● **INSTRUCTIONS FOR THE TASK**
Go through the material and copy each line that includes "update".

● **TASK INPUT**
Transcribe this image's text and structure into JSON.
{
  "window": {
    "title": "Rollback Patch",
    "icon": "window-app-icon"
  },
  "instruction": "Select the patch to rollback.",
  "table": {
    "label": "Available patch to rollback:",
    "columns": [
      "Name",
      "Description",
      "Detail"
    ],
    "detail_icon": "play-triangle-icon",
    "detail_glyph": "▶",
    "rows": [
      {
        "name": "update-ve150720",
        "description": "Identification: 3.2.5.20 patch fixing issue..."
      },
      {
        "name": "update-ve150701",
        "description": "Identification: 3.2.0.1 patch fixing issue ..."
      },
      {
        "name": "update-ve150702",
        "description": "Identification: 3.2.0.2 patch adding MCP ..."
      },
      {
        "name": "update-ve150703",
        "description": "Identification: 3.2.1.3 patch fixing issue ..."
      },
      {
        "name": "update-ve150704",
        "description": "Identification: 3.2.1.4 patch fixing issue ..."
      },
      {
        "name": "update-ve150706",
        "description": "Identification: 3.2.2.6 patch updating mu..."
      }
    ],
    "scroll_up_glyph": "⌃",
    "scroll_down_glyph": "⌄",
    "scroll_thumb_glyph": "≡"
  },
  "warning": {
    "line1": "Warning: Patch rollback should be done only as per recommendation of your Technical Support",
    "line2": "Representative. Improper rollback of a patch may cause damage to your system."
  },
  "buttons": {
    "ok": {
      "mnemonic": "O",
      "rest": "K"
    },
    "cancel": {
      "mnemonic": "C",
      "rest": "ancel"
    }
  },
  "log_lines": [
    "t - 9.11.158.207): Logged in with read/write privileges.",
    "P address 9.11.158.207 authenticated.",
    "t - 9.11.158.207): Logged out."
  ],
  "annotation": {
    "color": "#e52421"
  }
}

● **OUTPUT OF THE TASK**
        "name": "update-ve150720",
        "name": "update-ve150701",
        "name": "update-ve150702",
        "name": "update-ve150703",
        "name": "update-ve150704",
        "name": "update-ve150706",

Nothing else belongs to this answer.